The problem
Within the records below, repeat each line exactly but keep every picture out of the copy.

┄┄┄┄┄┄┄┄┄┄

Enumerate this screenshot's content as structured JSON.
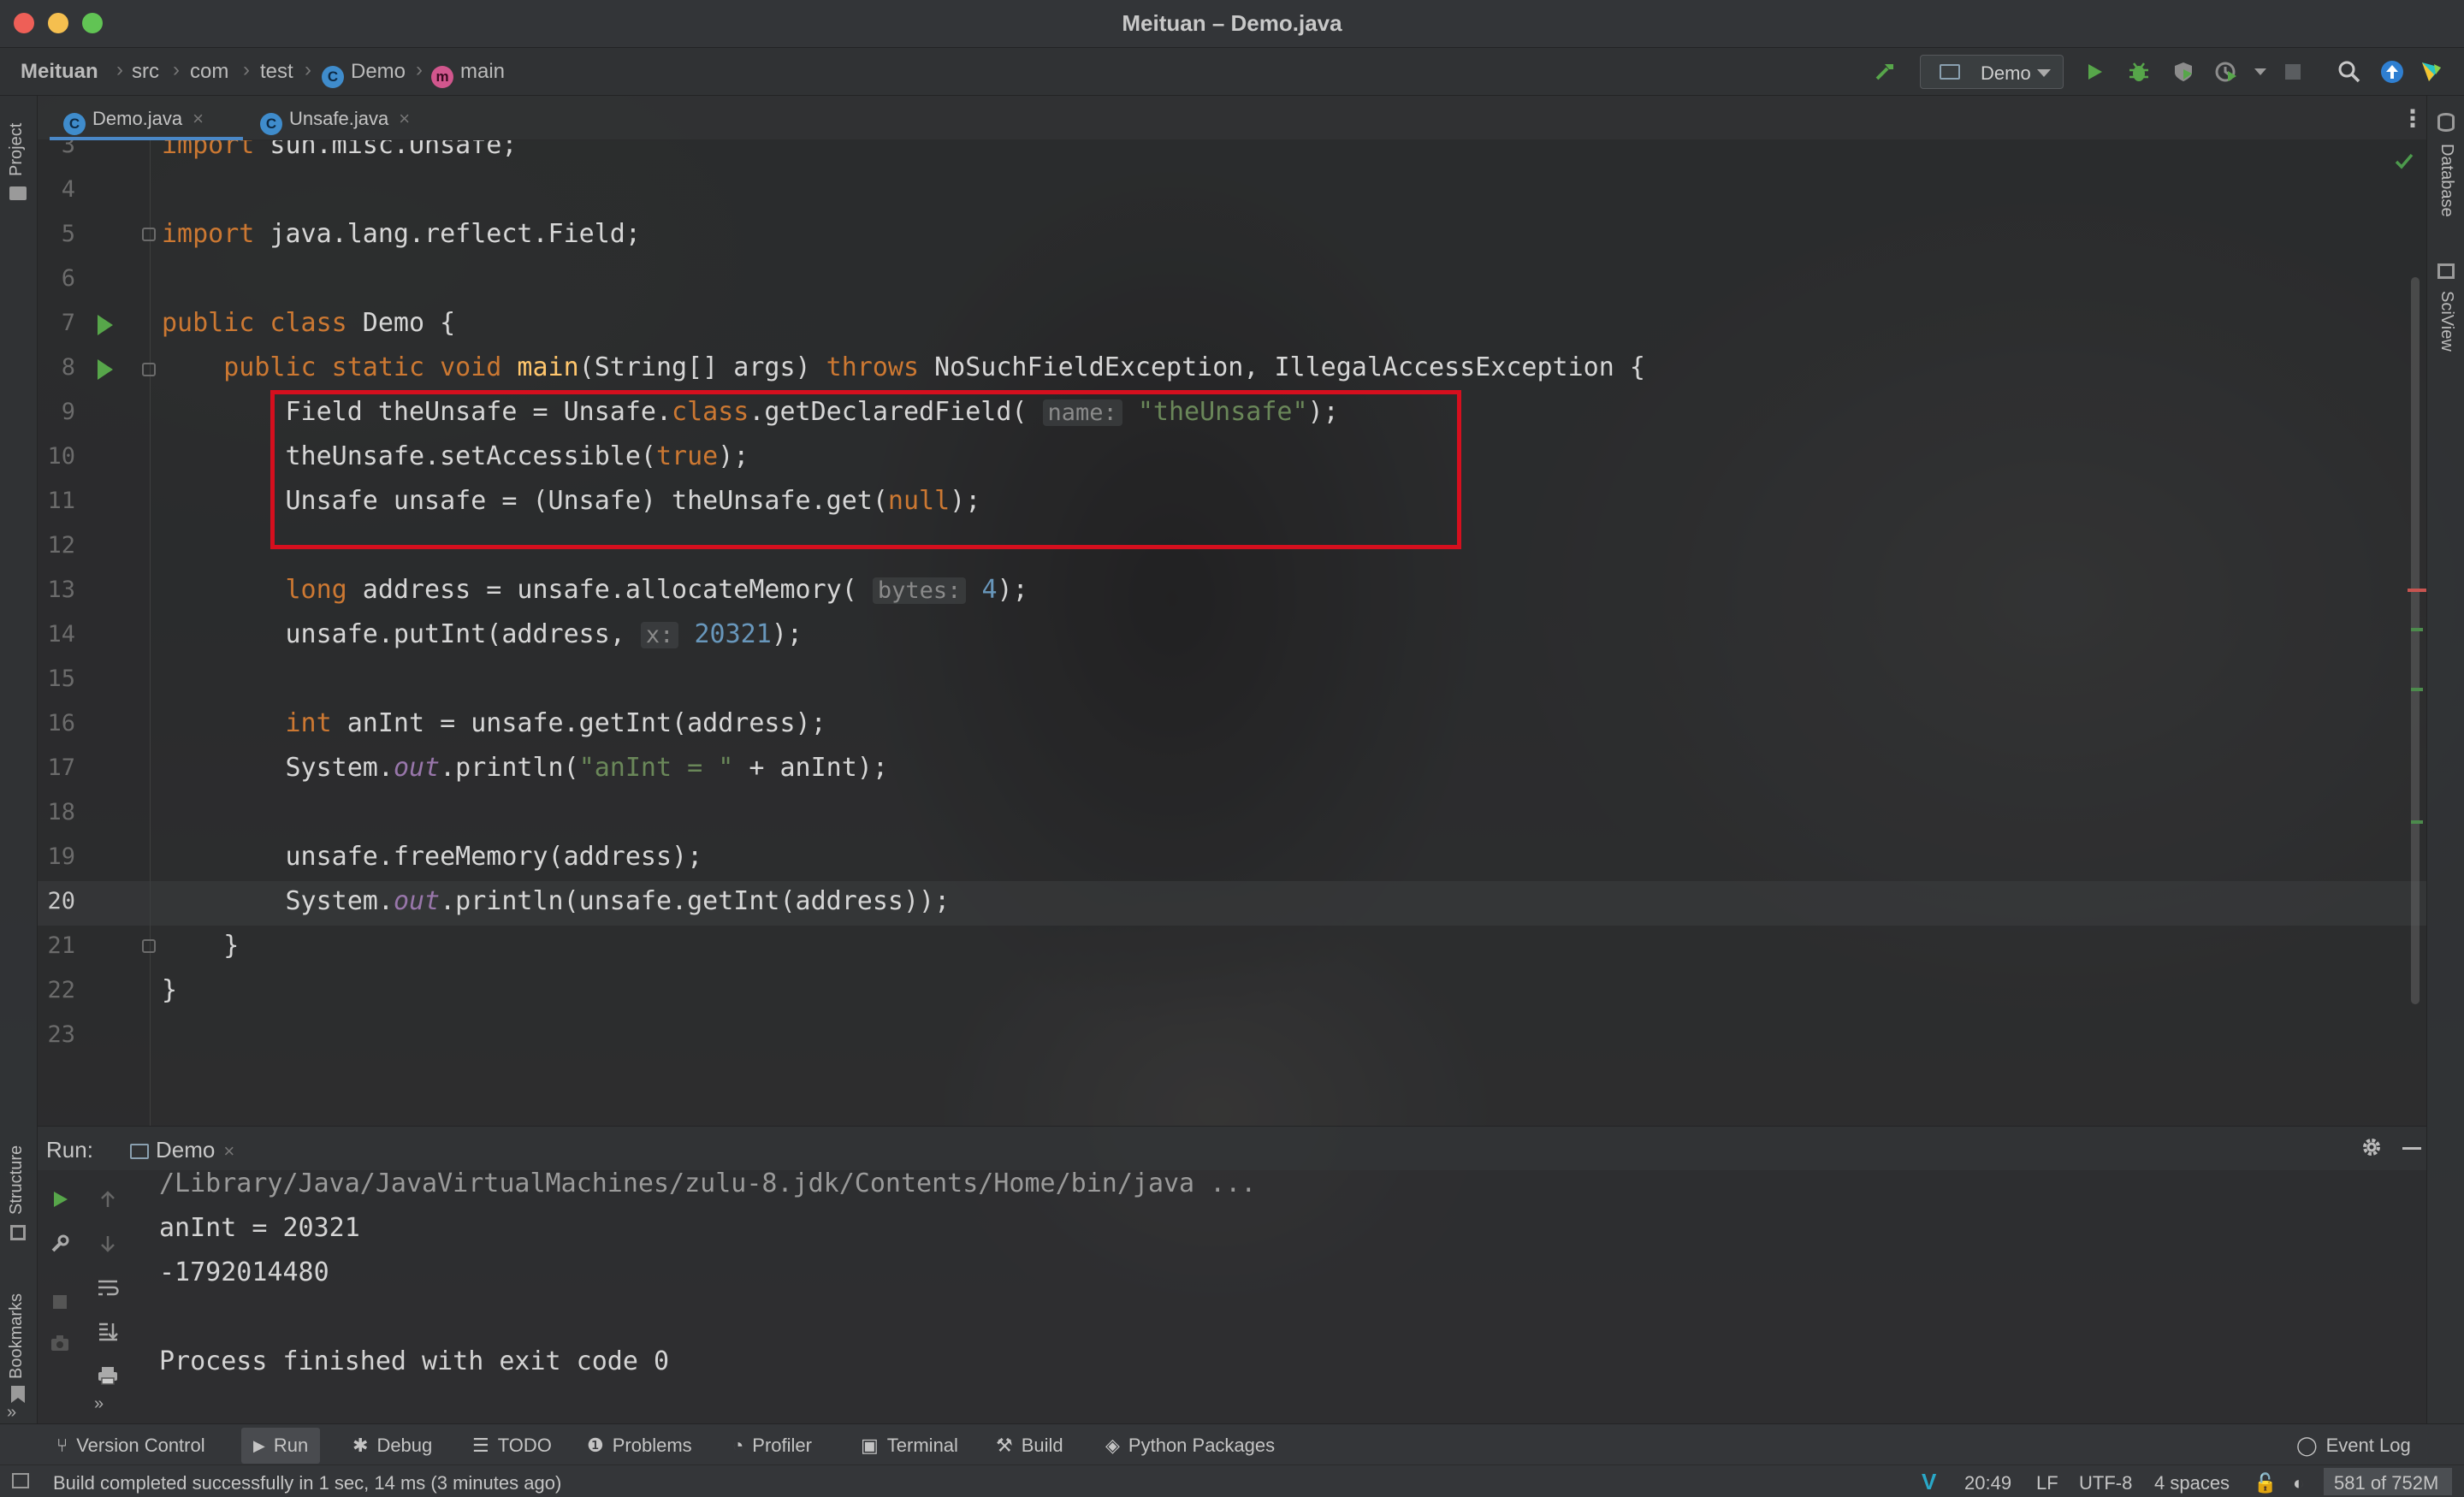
{
  "window": {
    "title": "Meituan – Demo.java"
  },
  "breadcrumb": {
    "project": "Meituan",
    "items": [
      "src",
      "com",
      "test"
    ],
    "class_badge": "C",
    "class_name": "Demo",
    "method_badge": "m",
    "method_name": "main"
  },
  "run_config": {
    "label": "Demo"
  },
  "side_panels": {
    "left_top": "Project",
    "left_mid": "Structure",
    "left_bottom": "Bookmarks",
    "right_top": "Database",
    "right_mid": "SciView"
  },
  "tabs": [
    {
      "label": "Demo.java",
      "badge": "C",
      "active": true
    },
    {
      "label": "Unsafe.java",
      "badge": "C",
      "active": false
    }
  ],
  "editor": {
    "lines": [
      {
        "n": "3"
      },
      {
        "n": "4"
      },
      {
        "n": "5"
      },
      {
        "n": "6"
      },
      {
        "n": "7"
      },
      {
        "n": "8"
      },
      {
        "n": "9"
      },
      {
        "n": "10"
      },
      {
        "n": "11"
      },
      {
        "n": "12"
      },
      {
        "n": "13"
      },
      {
        "n": "14"
      },
      {
        "n": "15"
      },
      {
        "n": "16"
      },
      {
        "n": "17"
      },
      {
        "n": "18"
      },
      {
        "n": "19"
      },
      {
        "n": "20"
      },
      {
        "n": "21"
      },
      {
        "n": "22"
      },
      {
        "n": "23"
      }
    ],
    "tokens": {
      "l3_kw": "import",
      "l3_rest": " sun.misc.Unsafe;",
      "l5_kw": "import",
      "l5_rest": " java.lang.reflect.Field;",
      "l7_kw": "public class",
      "l7_rest": " Demo {",
      "l8_kw1": "public static void",
      "l8_fn": "main",
      "l8_mid": "(String[] args) ",
      "l8_kw2": "throws",
      "l8_rest": " NoSuchFieldException, IllegalAccessException {",
      "l9_a": "Field theUnsafe = Unsafe.",
      "l9_kw": "class",
      "l9_b": ".getDeclaredField(",
      "l9_hint": "name:",
      "l9_str": "\"theUnsafe\"",
      "l9_c": ");",
      "l10_a": "theUnsafe.setAccessible(",
      "l10_kw": "true",
      "l10_b": ");",
      "l11_a": "Unsafe unsafe = (Unsafe) theUnsafe.get(",
      "l11_kw": "null",
      "l11_b": ");",
      "l13_kw": "long",
      "l13_a": " address = unsafe.allocateMemory(",
      "l13_hint": "bytes:",
      "l13_num": "4",
      "l13_b": ");",
      "l14_a": "unsafe.putInt(address,",
      "l14_hint": "x:",
      "l14_num": "20321",
      "l14_b": ");",
      "l16_kw": "int",
      "l16_a": " anInt = unsafe.getInt(address);",
      "l17_a": "System.",
      "l17_fld": "out",
      "l17_b": ".println(",
      "l17_str": "\"anInt = \"",
      "l17_c": " + anInt);",
      "l19_a": "unsafe.freeMemory(address);",
      "l20_a": "System.",
      "l20_fld": "out",
      "l20_b": ".println(unsafe.getInt(address));",
      "l21_a": "}",
      "l22_a": "}"
    }
  },
  "run_panel": {
    "label": "Run:",
    "tab": "Demo",
    "console": [
      "/Library/Java/JavaVirtualMachines/zulu-8.jdk/Contents/Home/bin/java ...",
      "anInt = 20321",
      "-1792014480",
      "",
      "Process finished with exit code 0"
    ]
  },
  "tool_windows": {
    "version_control": "Version Control",
    "run": "Run",
    "debug": "Debug",
    "todo": "TODO",
    "problems": "Problems",
    "profiler": "Profiler",
    "terminal": "Terminal",
    "build": "Build",
    "python_packages": "Python Packages",
    "event_log": "Event Log"
  },
  "status": {
    "message": "Build completed successfully in 1 sec, 14 ms (3 minutes ago)",
    "position": "20:49",
    "line_sep": "LF",
    "encoding": "UTF-8",
    "indent": "4 spaces",
    "memory": "581 of 752M"
  },
  "colors": {
    "accent": "#4a88c7",
    "highlight_box": "#d50f1e",
    "run_green": "#57a64a"
  }
}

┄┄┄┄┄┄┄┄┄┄

Your solution
Enumerate this screenshot's content as structured JSON.
{
  "window": {
    "title": "Meituan – Demo.java"
  },
  "breadcrumb": {
    "project": "Meituan",
    "items": [
      "src",
      "com",
      "test"
    ],
    "class_badge": "C",
    "class_name": "Demo",
    "method_badge": "m",
    "method_name": "main"
  },
  "run_config": {
    "label": "Demo"
  },
  "side_panels": {
    "left_top": "Project",
    "left_mid": "Structure",
    "left_bottom": "Bookmarks",
    "right_top": "Database",
    "right_mid": "SciView"
  },
  "tabs": [
    {
      "label": "Demo.java",
      "badge": "C",
      "active": true
    },
    {
      "label": "Unsafe.java",
      "badge": "C",
      "active": false
    }
  ],
  "editor": {
    "lines": [
      {
        "n": "3"
      },
      {
        "n": "4"
      },
      {
        "n": "5"
      },
      {
        "n": "6"
      },
      {
        "n": "7"
      },
      {
        "n": "8"
      },
      {
        "n": "9"
      },
      {
        "n": "10"
      },
      {
        "n": "11"
      },
      {
        "n": "12"
      },
      {
        "n": "13"
      },
      {
        "n": "14"
      },
      {
        "n": "15"
      },
      {
        "n": "16"
      },
      {
        "n": "17"
      },
      {
        "n": "18"
      },
      {
        "n": "19"
      },
      {
        "n": "20"
      },
      {
        "n": "21"
      },
      {
        "n": "22"
      },
      {
        "n": "23"
      }
    ],
    "tokens": {
      "l3_kw": "import",
      "l3_rest": " sun.misc.Unsafe;",
      "l5_kw": "import",
      "l5_rest": " java.lang.reflect.Field;",
      "l7_kw": "public class",
      "l7_rest": " Demo {",
      "l8_kw1": "public static void",
      "l8_fn": "main",
      "l8_mid": "(String[] args) ",
      "l8_kw2": "throws",
      "l8_rest": " NoSuchFieldException, IllegalAccessException {",
      "l9_a": "Field theUnsafe = Unsafe.",
      "l9_kw": "class",
      "l9_b": ".getDeclaredField(",
      "l9_hint": "name:",
      "l9_str": "\"theUnsafe\"",
      "l9_c": ");",
      "l10_a": "theUnsafe.setAccessible(",
      "l10_kw": "true",
      "l10_b": ");",
      "l11_a": "Unsafe unsafe = (Unsafe) theUnsafe.get(",
      "l11_kw": "null",
      "l11_b": ");",
      "l13_kw": "long",
      "l13_a": " address = unsafe.allocateMemory(",
      "l13_hint": "bytes:",
      "l13_num": "4",
      "l13_b": ");",
      "l14_a": "unsafe.putInt(address,",
      "l14_hint": "x:",
      "l14_num": "20321",
      "l14_b": ");",
      "l16_kw": "int",
      "l16_a": " anInt = unsafe.getInt(address);",
      "l17_a": "System.",
      "l17_fld": "out",
      "l17_b": ".println(",
      "l17_str": "\"anInt = \"",
      "l17_c": " + anInt);",
      "l19_a": "unsafe.freeMemory(address);",
      "l20_a": "System.",
      "l20_fld": "out",
      "l20_b": ".println(unsafe.getInt(address));",
      "l21_a": "}",
      "l22_a": "}"
    }
  },
  "run_panel": {
    "label": "Run:",
    "tab": "Demo",
    "console": [
      "/Library/Java/JavaVirtualMachines/zulu-8.jdk/Contents/Home/bin/java ...",
      "anInt = 20321",
      "-1792014480",
      "",
      "Process finished with exit code 0"
    ]
  },
  "tool_windows": {
    "version_control": "Version Control",
    "run": "Run",
    "debug": "Debug",
    "todo": "TODO",
    "problems": "Problems",
    "profiler": "Profiler",
    "terminal": "Terminal",
    "build": "Build",
    "python_packages": "Python Packages",
    "event_log": "Event Log"
  },
  "status": {
    "message": "Build completed successfully in 1 sec, 14 ms (3 minutes ago)",
    "position": "20:49",
    "line_sep": "LF",
    "encoding": "UTF-8",
    "indent": "4 spaces",
    "memory": "581 of 752M"
  },
  "colors": {
    "accent": "#4a88c7",
    "highlight_box": "#d50f1e",
    "run_green": "#57a64a"
  }
}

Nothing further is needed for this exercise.